Review: Nick Cave and Warren Ellis at the Kings Theatre


William Burns, Faculty Advisor, Compass News

The title “legend” is thrown around so much these days that I am expecting soon to read about Pete Davidson’s “legendary” tattoos. A legend is someone that will leave behind a legacy of greatness, of glory, and of achievement that goes beyond the known expectations of human beings. Legends touch lives and lives too come through their chosen medium; they take risks, sacrificing aspects of themselves, driven to reach the heights of what it means to be exemplary and then exceed those boundaries into the unknown. A legend eclipses mundane reality and is remembered more as a myth than an actuality. Legends are creators of beauty and truth in a world that doesn’t value or even understand the kinds of beauty and truth legends impart to us. Most legends aren’t identified as such until they have shuffled off this mortal coil, often in obscurity. For over forty years, Nick Cave has been steadily building his case for legendary status through his art and the way he lives his life. Singer, songwriter, poet, author, composer, and screenwriter, Cave has consistently brought an aesthetic and personal intensity to every one of his projects, throwing himself into his obsessions with death, loss, transcendence, and love. Beginning with the psychotic noise of The Birthday Party, Cave confronted audiences with unhinged characters, Biblical tales of bloody vengeance, and sounds that could drag a listener to hell and back. When The Birthday Party gloriously crashed and burned, Cave started The Bad Seeds from the ashes and continued his journey into and through the heart of darkness, modernizing the Delta blues into a howling, stomping, frenzied embrace of existential angst, raw passion, and the search for salvation. Time mellows even notorious rebels and, along with collaborator Warren Ellis, Cave began to explore quieter, more introspective songs of tenderness and devotion while also expanded his oeuvre into the field of soundtracks. Cave and Ellis scored several films such as The Assassination of Jesse James by the Coward Robert Ford (2007), The Road (2009), and West of Memphis (2012) showcasing the duo’s sense of atmosphere and dramatic tension. Cave and Ellis took an extended pandemic inflicted vacation from The Bad Seeds and created a new album Carnage in 2021, and it is in support of this album and the last Bad Seeds album Ghosteen (2019) that sees the two men touring the post-plague United States in 2022.
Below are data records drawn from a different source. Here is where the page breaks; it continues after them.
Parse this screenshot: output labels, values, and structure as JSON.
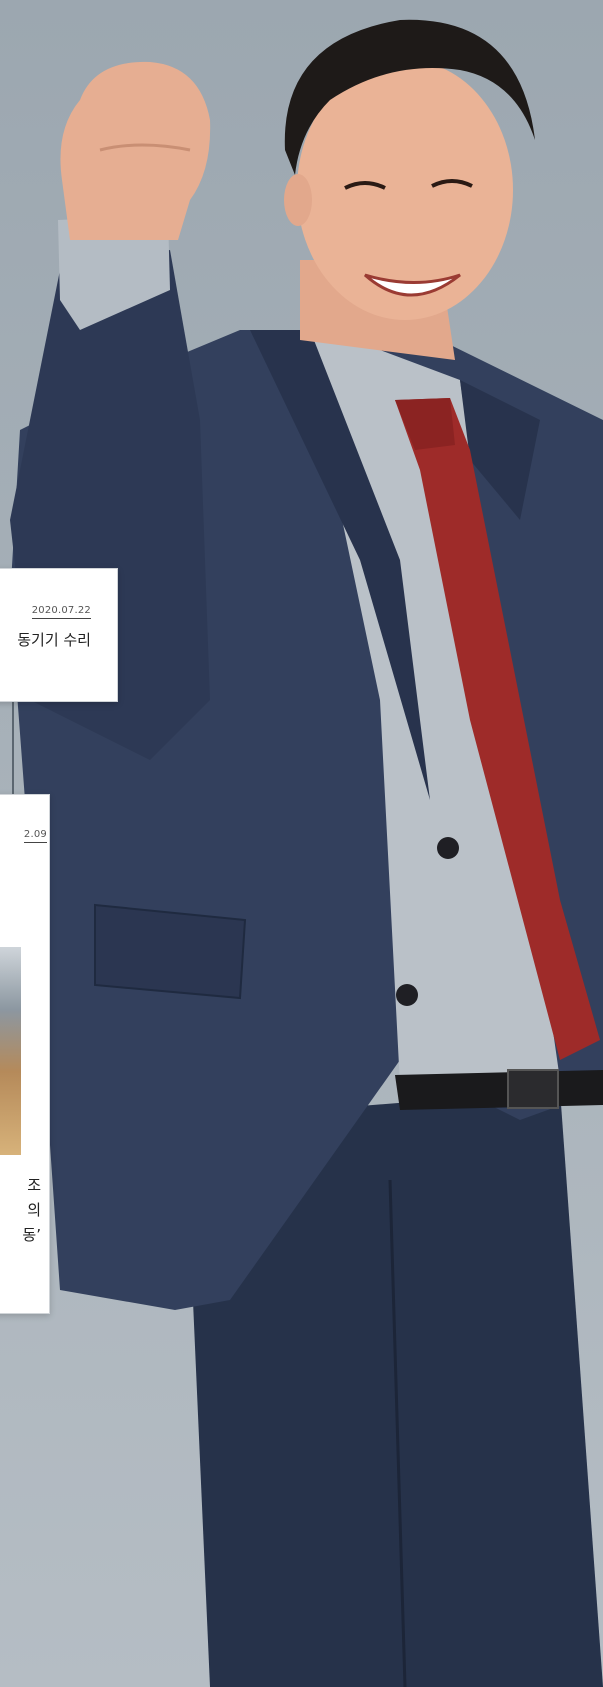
{
  "card1": {
    "date": "2020.07.22",
    "title": "동기기 수리"
  },
  "card2": {
    "date": "2.09",
    "lines": [
      "조",
      "의",
      "동’"
    ]
  },
  "colors": {
    "background": "#a6b0b8",
    "jacket": "#2f3b57",
    "shirt": "#b9c0c7",
    "tie": "#9c2a28",
    "skin": "#e9b194",
    "hair": "#1e1a18"
  }
}
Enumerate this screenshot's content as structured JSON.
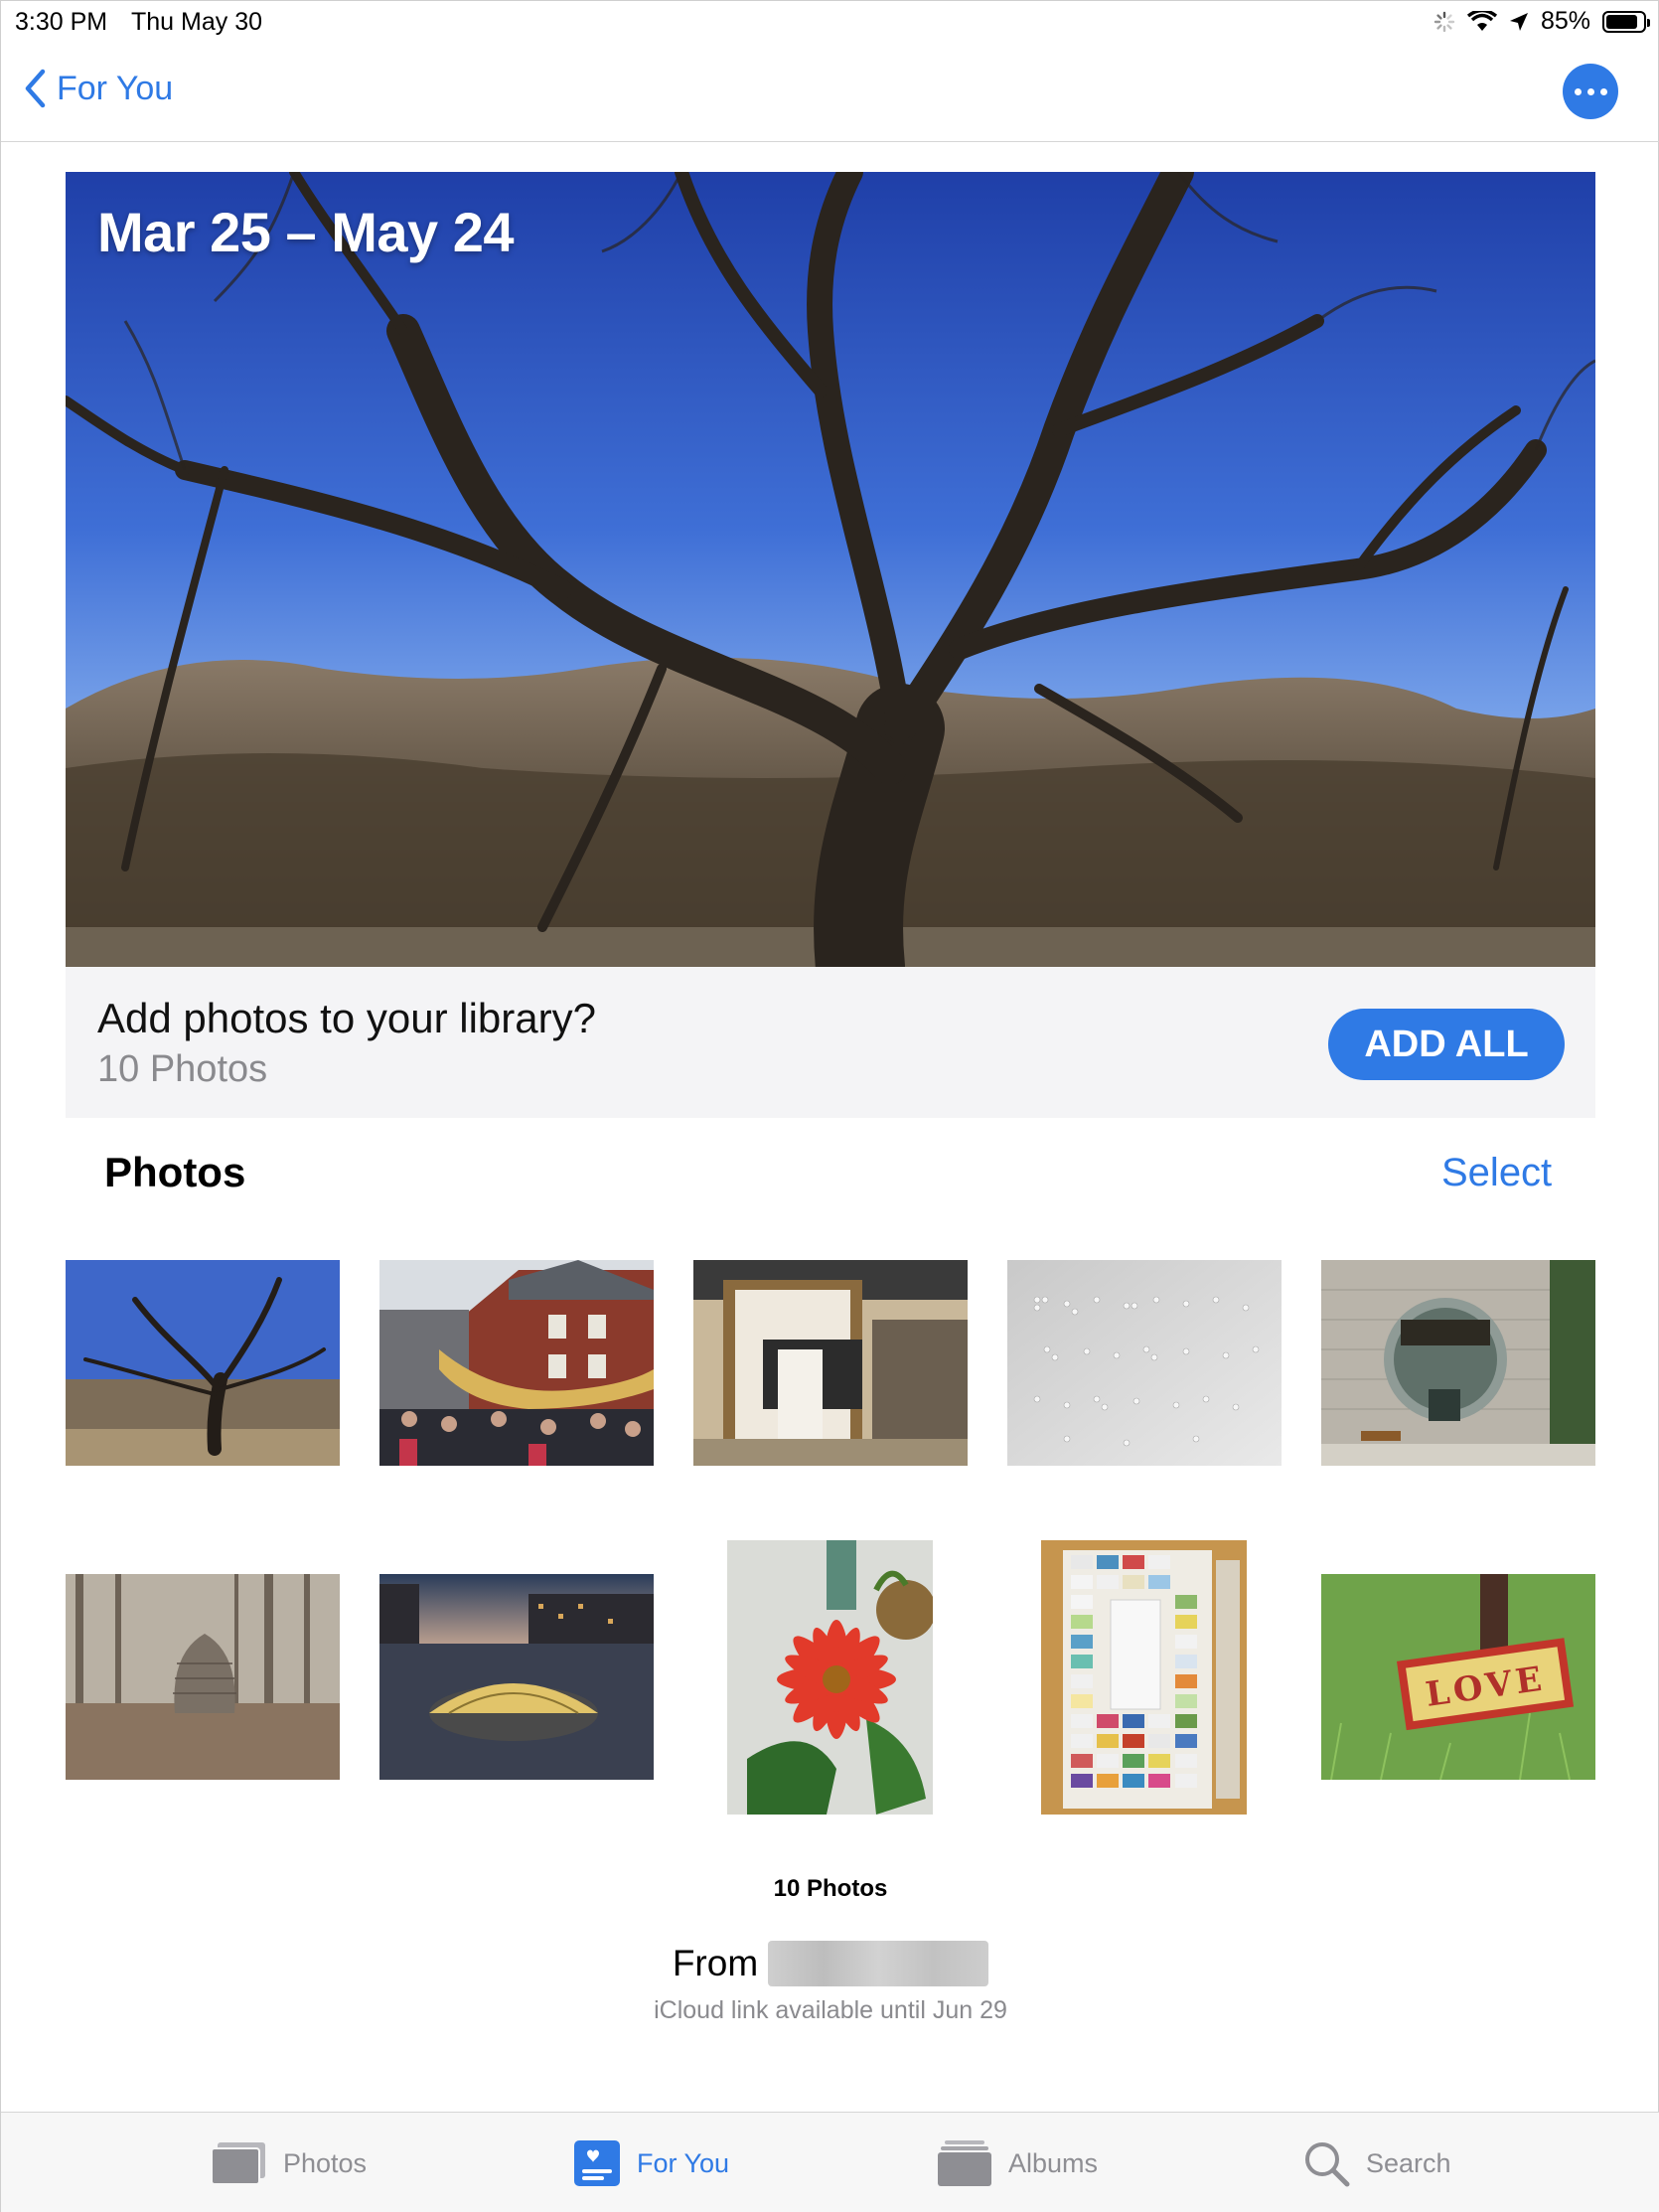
{
  "status_bar": {
    "time": "3:30 PM",
    "date": "Thu May 30",
    "battery": "85%",
    "battery_level": 0.85
  },
  "nav": {
    "back_label": "For You"
  },
  "hero": {
    "title": "Mar 25 – May 24"
  },
  "add_panel": {
    "title": "Add photos to your library?",
    "count": "10 Photos",
    "button_label": "ADD ALL"
  },
  "photos_section": {
    "title": "Photos",
    "select_label": "Select",
    "thumbnails": [
      "tree",
      "parade-dragon",
      "library-printer",
      "braille-paper",
      "round-window-building",
      "stone-cairn",
      "glass-dome-dusk",
      "red-gerbera-flower",
      "parking-permits-door",
      "love-sign"
    ]
  },
  "footer": {
    "count_label": "10 Photos",
    "from_label": "From",
    "icloud_note": "iCloud link available until Jun 29"
  },
  "tab_bar": {
    "tabs": [
      {
        "label": "Photos",
        "icon": "photos-stack-icon",
        "active": false
      },
      {
        "label": "For You",
        "icon": "for-you-icon",
        "active": true
      },
      {
        "label": "Albums",
        "icon": "albums-icon",
        "active": false
      },
      {
        "label": "Search",
        "icon": "search-icon",
        "active": false
      }
    ]
  },
  "colors": {
    "accent": "#2f7ae5",
    "inactive_tab": "#8e8e93",
    "panel_bg": "#f4f4f6"
  }
}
On Flannery O’Connor’s birthday (a long time Southern Gothic influence on Nick’s lyrics and his 1989 novel And the Ass Saw the Angel), Cave and Ellis took to the stage at the Kings Theatre in Brooklyn. Accompanying Cave and Ellis were three backup singers and a touring musician who played bass, drums, and a lap top that provided backing tracks. This stripped-down arrangement perfectly complimented the songs, almost entirely drawn from Carnage and Ghosteen. Opening with “Spinning Song,” the first track on Ghosteen, Cave continued his use of Elvis as a metaphor for kingly ascendancy, which started all the way back in 1985 with the raging “Tupelo.” Ellis, looking like a hillbilly Gandalf, played synthesizer and sawed at his violin like a mad fiddler as Wendi Rose and the backup singers provided exquisite harmonies to Cave’s brooding baritone. T. Rex’s “Cosmic Dancer” fit perfectly with the other joyous exultations, and yet the almost evangelical fervor was leavened with moments of destitution and deprivation in “Shattered Ground,” “Carnage” (which namechecks Ms. O’Connor), and especially during the song “Ghosteen,” written in tribute to Cave’s 15-year-old son Arthur who died in a tragic accident. The healing power of music elevated not only Cave and his musicians, but the entire crowd as well as performances of “Hand of God,” “Lavender Fields,” “Waiting for You,” and “God is in the House” transformed the Kings Theatre into The Church of Immaculate Sound: Cave’s euphonious preaching held his devotees entirely in his grasp. The crowd demanded two sets of encores, and the first saw Cave return to the psychodramas of yesteryear with the feral “Hollywood” and the menacing “Henry Lee,” but the second encore left the audience with odes to adoration, connection, and hope as Cave and Ellis uplifted all with vigorous versions of “Into My Arms,” “Jubilee Street,” and the closing hymn-like “Ghosteen Speaks.” Next time Nick Cave graces a stage near you, make every effort to experience him. We may never see his like again.